When I say home, I don’t mean the structure. We have moved a couple of times since Clara passed. When referred to as a structure I find that “home” isn’t sacred. Her empty room was never sacred. It was something that caused strife between myself and other family members. It was a place where another baby took over. When I refer to “home” I really mean this group of people that live together, love together, grieve together.
Our home has always been a safe place to talk about Clara. It is a place to share reminders and celebrate birthdays. One where we sometimes cry together. We ask and answer questions about this baby girl. Our home is where we don’t have to explain why we take our back-to-school pictures near this bench each year, we just know. We grow together in our loss and change. Our home is always growing.
Our home reminds me that we will always grow and change but nothing makes Clara’s life lost. She is part of this sacred space in our hearts and home.
It is easy to be the sun that brightens someone’s day but sometimes what a griever really needs is a moon in their darkest hour. It is easy to get lost in the sea of darkness. Trusting you will make it through feels impossible. As the moon grows, so does our ability to see the path. It isn’t easy to trudge through what is in front of us but the moon reminds you that know you are not alone in your journey. Eventually the sun begins to shine in the horizon and the moon begins to fade. It doesn’t mean the moon is gone forever. Once in a while it hangs in the horizon. A simple reminder that even though you have made it through the hardest part, it is still there whenever the darkness returns.

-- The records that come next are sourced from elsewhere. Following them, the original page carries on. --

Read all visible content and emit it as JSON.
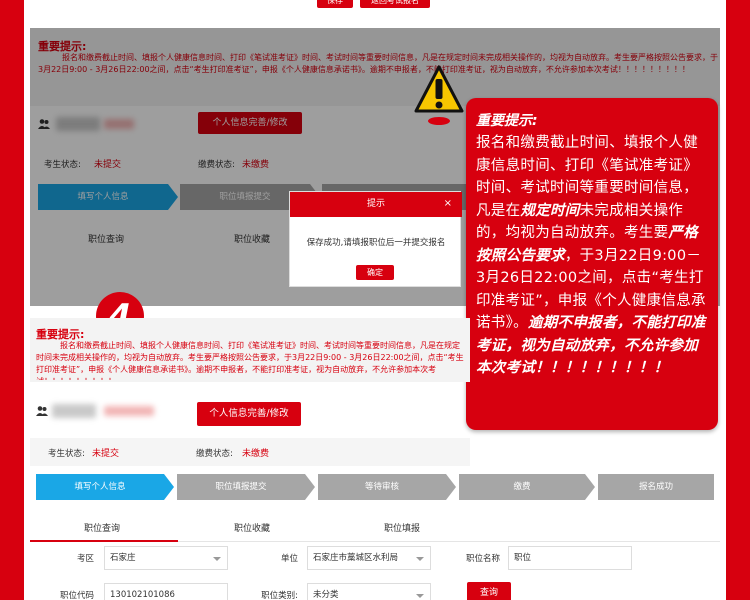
{
  "top_buttons": {
    "save": "保存",
    "back": "返回考试报名"
  },
  "notice": {
    "title": "重要提示:",
    "text": "报名和缴费截止时间、填报个人健康信息时间、打印《笔试准考证》时间、考试时间等重要时间信息，凡是在规定时间未完成相关操作的，均视为自动放弃。考生要严格按照公告要求，于3月22日9:00 - 3月26日22:00之间，点击“考生打印准考证”，申报《个人健康信息承诺书》。逾期不申报者，不能打印准考证，视为自动放弃，不允许参加本次考试！！！！！！！！！"
  },
  "profile": {
    "edit_button": "个人信息完善/修改"
  },
  "status": {
    "exam_label": "考生状态:",
    "exam_value": "未提交",
    "fee_label": "缴费状态:",
    "fee_value": "未缴费"
  },
  "steps": [
    "填写个人信息",
    "职位填报提交",
    "等待审核",
    "缴费",
    "报名成功"
  ],
  "tabs": [
    "职位查询",
    "职位收藏",
    "职位填报"
  ],
  "modal": {
    "title": "提示",
    "message": "保存成功,请填报职位后一并提交报名",
    "ok": "确定",
    "close": "×"
  },
  "step_number": "4",
  "callout": {
    "title": "重要提示:",
    "p1": "报名和缴费截止时间、填报个人健康信息时间、打印《笔试准考证》时间、考试时间等重要时间信息，凡是在",
    "p1_bold": "规定时间",
    "p1_end": "未完成相关操作的，均视为自动放弃。",
    "p2": "考生要",
    "p2_bold": "严格按照公告要求",
    "p2_end": "，于3月22日9:00－3月26日22:00之间，点击“考生打印准考证”，申报《个人健康信息承诺书》。",
    "p3_bold": "逾期不申报者，不能打印准考证，视为自动放弃，不允许参加本次考试！！！！！！！！！"
  },
  "search_form": {
    "area_label": "考区",
    "area_value": "石家庄",
    "unit_label": "单位",
    "unit_value": "石家庄市藁城区水利局",
    "position_name_label": "职位名称",
    "position_name_value": "职位",
    "position_code_label": "职位代码",
    "position_code_value": "130102101086",
    "position_type_label": "职位类别:",
    "position_type_value": "未分类",
    "search_button": "查询"
  },
  "colors": {
    "brand_red": "#d7000f",
    "step_active": "#1aa7e6",
    "step_inactive": "#a6a6a6"
  }
}
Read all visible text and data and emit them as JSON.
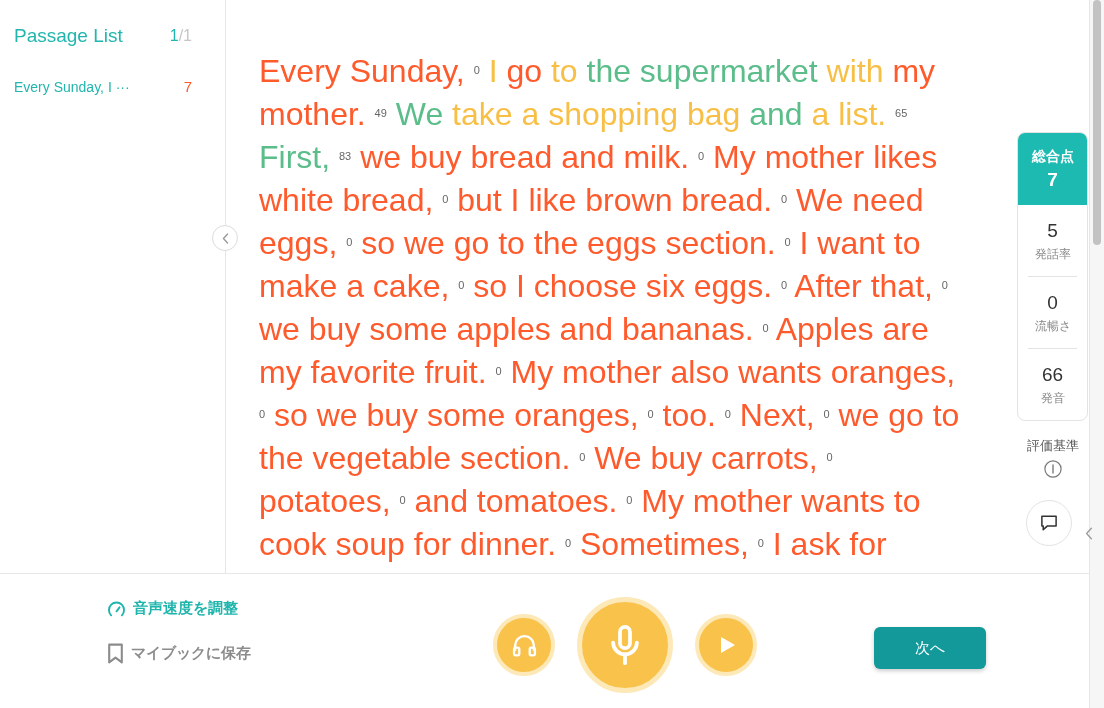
{
  "sidebar": {
    "title": "Passage List",
    "counter": {
      "current": "1",
      "separator": "/",
      "total": "1"
    },
    "items": [
      {
        "title": "Every Sunday, I ···",
        "score": "7",
        "selected": true
      }
    ]
  },
  "passage": {
    "lines": [
      {
        "items": [
          {
            "kind": "words",
            "text": "Every Sunday,",
            "color": "#fe5a2b"
          },
          {
            "kind": "score",
            "text": "0"
          },
          {
            "kind": "words",
            "text": "I",
            "color": "#f8bf46"
          },
          {
            "kind": "words",
            "text": "go",
            "color": "#fe5a2b"
          },
          {
            "kind": "words",
            "text": "to",
            "color": "#f8bf46"
          },
          {
            "kind": "words",
            "text": "the supermarket",
            "color": "#5bbd8a"
          },
          {
            "kind": "words",
            "text": "with",
            "color": "#f8bf46"
          },
          {
            "kind": "words",
            "text": "my",
            "color": "#fe5a2b"
          }
        ]
      },
      {
        "items": [
          {
            "kind": "words",
            "text": "mother.",
            "color": "#fe5a2b"
          },
          {
            "kind": "score",
            "text": "49"
          },
          {
            "kind": "words",
            "text": "We",
            "color": "#5bbd8a"
          },
          {
            "kind": "words",
            "text": "take a shopping bag",
            "color": "#f8bf46"
          },
          {
            "kind": "words",
            "text": "and",
            "color": "#5bbd8a"
          },
          {
            "kind": "words",
            "text": "a list.",
            "color": "#f8bf46"
          },
          {
            "kind": "score",
            "text": "65"
          }
        ]
      },
      {
        "items": [
          {
            "kind": "words",
            "text": "First,",
            "color": "#5bbd8a"
          },
          {
            "kind": "score",
            "text": "83"
          },
          {
            "kind": "words",
            "text": "we buy bread and milk.",
            "color": "#fe5a2b"
          },
          {
            "kind": "score",
            "text": "0"
          },
          {
            "kind": "words",
            "text": "My mother likes",
            "color": "#fe5a2b"
          }
        ]
      },
      {
        "items": [
          {
            "kind": "words",
            "text": "white bread,",
            "color": "#fe5a2b"
          },
          {
            "kind": "score",
            "text": "0"
          },
          {
            "kind": "words",
            "text": "but I like brown bread.",
            "color": "#fe5a2b"
          },
          {
            "kind": "score",
            "text": "0"
          },
          {
            "kind": "words",
            "text": "We need",
            "color": "#fe5a2b"
          }
        ]
      },
      {
        "items": [
          {
            "kind": "words",
            "text": "eggs,",
            "color": "#fe5a2b"
          },
          {
            "kind": "score",
            "text": "0"
          },
          {
            "kind": "words",
            "text": "so we go to the eggs section.",
            "color": "#fe5a2b"
          },
          {
            "kind": "score",
            "text": "0"
          },
          {
            "kind": "words",
            "text": "I want to",
            "color": "#fe5a2b"
          }
        ]
      },
      {
        "items": [
          {
            "kind": "words",
            "text": "make a cake,",
            "color": "#fe5a2b"
          },
          {
            "kind": "score",
            "text": "0"
          },
          {
            "kind": "words",
            "text": "so I choose six eggs.",
            "color": "#fe5a2b"
          },
          {
            "kind": "score",
            "text": "0"
          },
          {
            "kind": "words",
            "text": "After that,",
            "color": "#fe5a2b"
          },
          {
            "kind": "score",
            "text": "0"
          }
        ]
      },
      {
        "items": [
          {
            "kind": "words",
            "text": "we buy some apples and bananas.",
            "color": "#fe5a2b"
          },
          {
            "kind": "score",
            "text": "0"
          },
          {
            "kind": "words",
            "text": "Apples are",
            "color": "#fe5a2b"
          }
        ]
      },
      {
        "items": [
          {
            "kind": "words",
            "text": "my favorite fruit.",
            "color": "#fe5a2b"
          },
          {
            "kind": "score",
            "text": "0"
          },
          {
            "kind": "words",
            "text": "My mother also wants oranges,",
            "color": "#fe5a2b"
          }
        ]
      },
      {
        "items": [
          {
            "kind": "score",
            "text": "0"
          },
          {
            "kind": "words",
            "text": "so we buy some oranges,",
            "color": "#fe5a2b"
          },
          {
            "kind": "score",
            "text": "0"
          },
          {
            "kind": "words",
            "text": "too.",
            "color": "#fe5a2b"
          },
          {
            "kind": "score",
            "text": "0"
          },
          {
            "kind": "words",
            "text": "Next,",
            "color": "#fe5a2b"
          },
          {
            "kind": "score",
            "text": "0"
          },
          {
            "kind": "words",
            "text": "we go to",
            "color": "#fe5a2b"
          }
        ]
      },
      {
        "items": [
          {
            "kind": "words",
            "text": "the vegetable section.",
            "color": "#fe5a2b"
          },
          {
            "kind": "score",
            "text": "0"
          },
          {
            "kind": "words",
            "text": "We buy carrots,",
            "color": "#fe5a2b"
          },
          {
            "kind": "score",
            "text": "0"
          }
        ]
      },
      {
        "items": [
          {
            "kind": "words",
            "text": "potatoes,",
            "color": "#fe5a2b"
          },
          {
            "kind": "score",
            "text": "0"
          },
          {
            "kind": "words",
            "text": "and tomatoes.",
            "color": "#fe5a2b"
          },
          {
            "kind": "score",
            "text": "0"
          },
          {
            "kind": "words",
            "text": "My mother wants to",
            "color": "#fe5a2b"
          }
        ]
      },
      {
        "items": [
          {
            "kind": "words",
            "text": "cook soup for dinner.",
            "color": "#fe5a2b"
          },
          {
            "kind": "score",
            "text": "0"
          },
          {
            "kind": "words",
            "text": "Sometimes,",
            "color": "#fe5a2b"
          },
          {
            "kind": "score",
            "text": "0"
          },
          {
            "kind": "words",
            "text": "I ask for",
            "color": "#fe5a2b"
          }
        ]
      }
    ]
  },
  "score_panel": {
    "total": {
      "label": "総合点",
      "value": "7"
    },
    "metrics": [
      {
        "value": "5",
        "label": "発話率"
      },
      {
        "value": "0",
        "label": "流暢さ"
      },
      {
        "value": "66",
        "label": "発音"
      }
    ],
    "criteria": "評価基準"
  },
  "bottom_bar": {
    "options": [
      {
        "kind": "speed",
        "label": "音声速度を調整"
      },
      {
        "kind": "bookmark",
        "label": "マイブックに保存"
      }
    ],
    "next_button": "次へ"
  }
}
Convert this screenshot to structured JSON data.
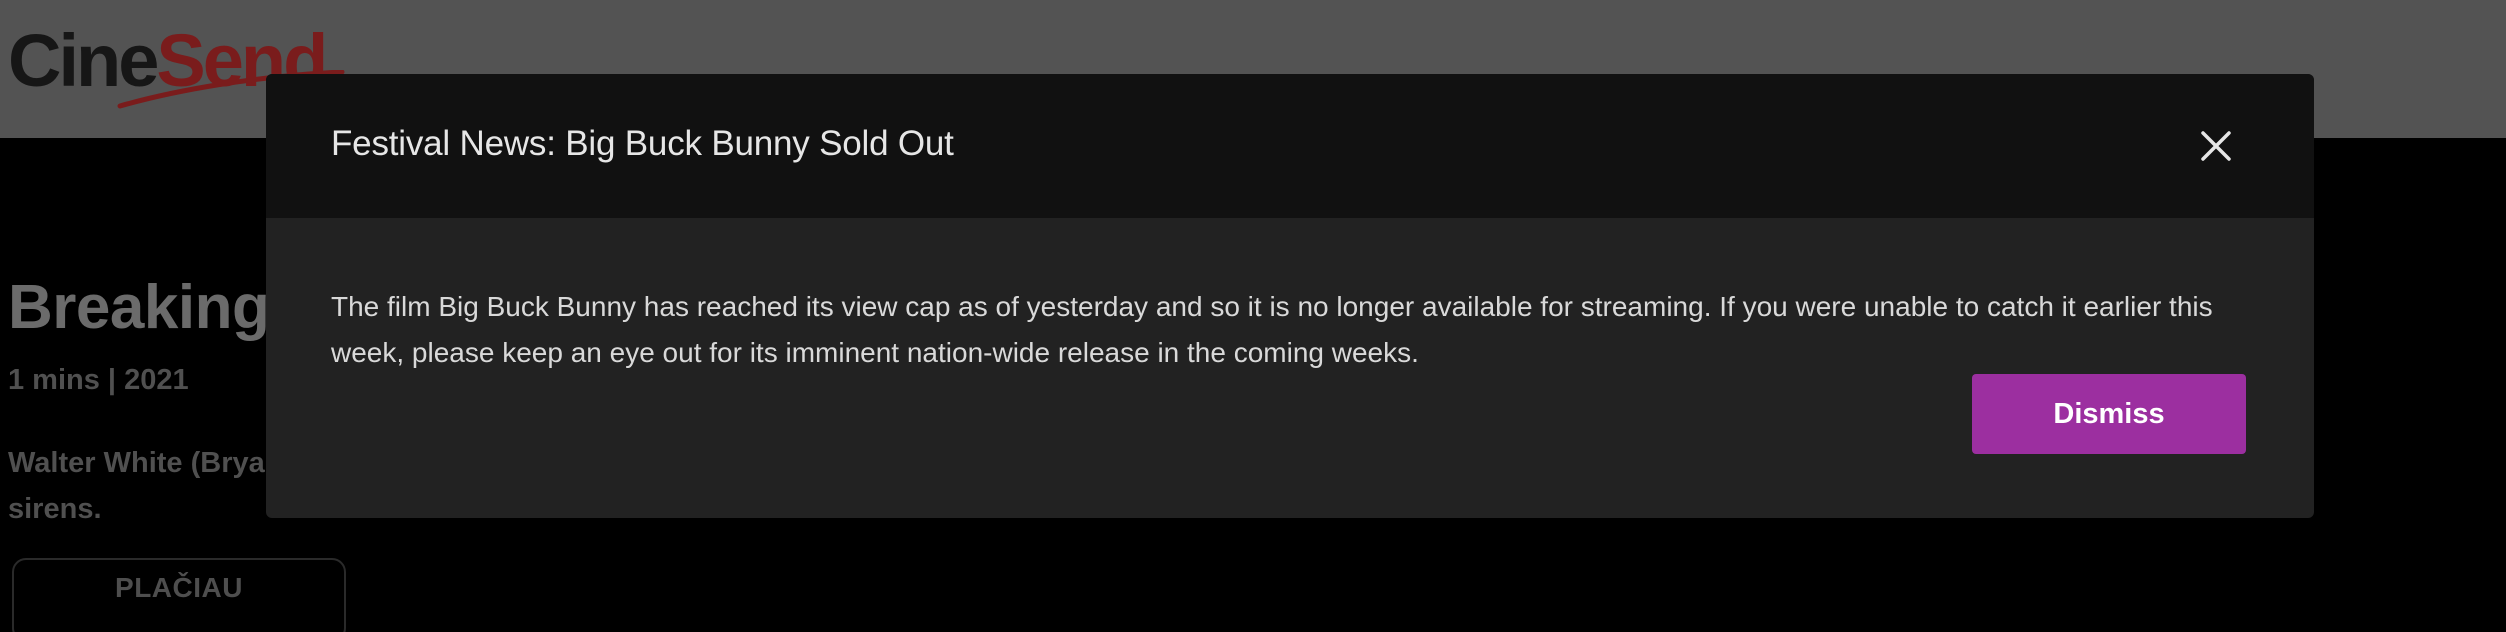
{
  "app": {
    "logo_part1": "Cine",
    "logo_part2": "Send"
  },
  "background": {
    "title": "Breaking",
    "meta": "1 mins | 2021",
    "description": "Walter White (Bryan sirens.",
    "play_label": "PLAČIAU"
  },
  "modal": {
    "title": "Festival News: Big Buck Bunny Sold Out",
    "body": "The film Big Buck Bunny has reached its view cap as of yesterday and so it is no longer available for streaming. If you were unable to catch it earlier this week, please keep an eye out for its imminent nation-wide release in the coming weeks.",
    "dismiss_label": "Dismiss"
  },
  "colors": {
    "accent": "#9c2fa0",
    "brand_red": "#7a1c1c",
    "overlay_header": "#111111",
    "overlay_body": "#222222"
  },
  "icons": {
    "close": "close-icon"
  }
}
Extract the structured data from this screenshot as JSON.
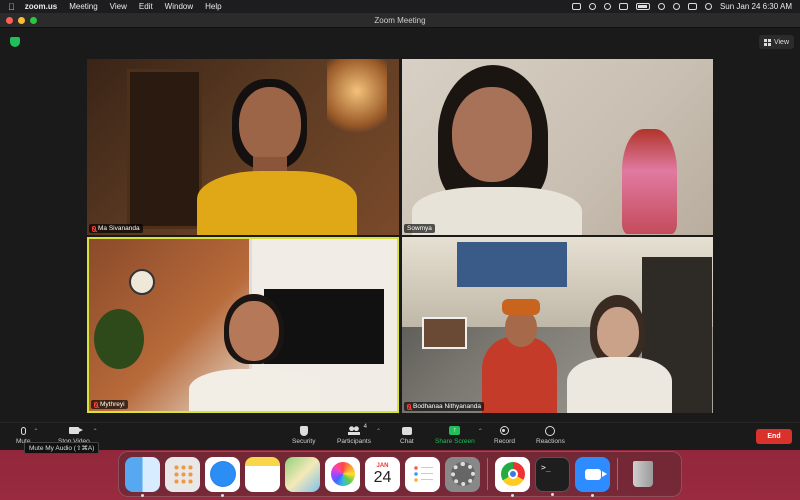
{
  "menubar": {
    "app_name": "zoom.us",
    "menus": [
      "Meeting",
      "View",
      "Edit",
      "Window",
      "Help"
    ],
    "clock": "Sun Jan 24  6:30 AM"
  },
  "window": {
    "title": "Zoom Meeting",
    "view_label": "View"
  },
  "participants": [
    {
      "name": "Ma Sivananda",
      "muted": true
    },
    {
      "name": "Sowmya",
      "muted": false
    },
    {
      "name": "Mythreyi",
      "muted": true,
      "active_speaker": true
    },
    {
      "name": "Bodhanaa Nithyananda",
      "muted": true
    }
  ],
  "controls": {
    "mute_label": "Mute",
    "video_label": "Stop Video",
    "security_label": "Security",
    "participants_label": "Participants",
    "participants_count": "4",
    "chat_label": "Chat",
    "share_label": "Share Screen",
    "record_label": "Record",
    "reactions_label": "Reactions",
    "end_label": "End",
    "tooltip": "Mute My Audio (⇧⌘A)"
  },
  "dock": {
    "calendar_month": "JAN",
    "calendar_day": "24",
    "terminal_prompt": ">_"
  },
  "colors": {
    "active_speaker_border": "#d8e33a",
    "share_green": "#1fbf5a",
    "end_red": "#d9312b",
    "zoom_blue": "#2d8cff"
  }
}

Tonight we are remembering all those babies and children got too soon. To those who continue to share the life and spirit of that special one, we are thinking of you.
Tonight I am reminded of the families who have received a diagnosis and may already know that this candle will be in their future. I am hoping for your miracle.
One cannot experience a life changing event without some shaking of your belief system. Sometimes the rattle is large, sometimes small. I have found that no matter the change, one must find their own way back to their belief system, whatever it may be.
One can shout from the rooftops their beliefs but it is in their actions that it is revealed. Today I have opted to share only that I struggled with my beliefs in religion. I am a believer of God but not the “religion” aspect. I think the biggest reason for that is the pastor of the very conservative church we attended at Clara’s passing. “You are so fortunate. Had you not baptized Clara we would have been begging for her entry into Heaven rather than celebrating her life.” I imagine how differently her funeral would have been if that were the case. No life deserves to be mourned in that way. It was in those words and the pastor’s actions over the next year that were what caused me to walk away from religion.
Don’t get me wrong, we still attend church just not one that has a ton of “requirements” or “rituals”. We attend one that allows us to believe that the todays image is how Clara met Heaven. It is one that doesn’t require me to use my words convince a griever that they must follow a certain belief. Rather one that reminds me it is just as powerful to allow my actions to share my testimony. Love everyone, treat them with respect, smile, and share your heart. You never know when that will be the step that leads someone out of the darkness.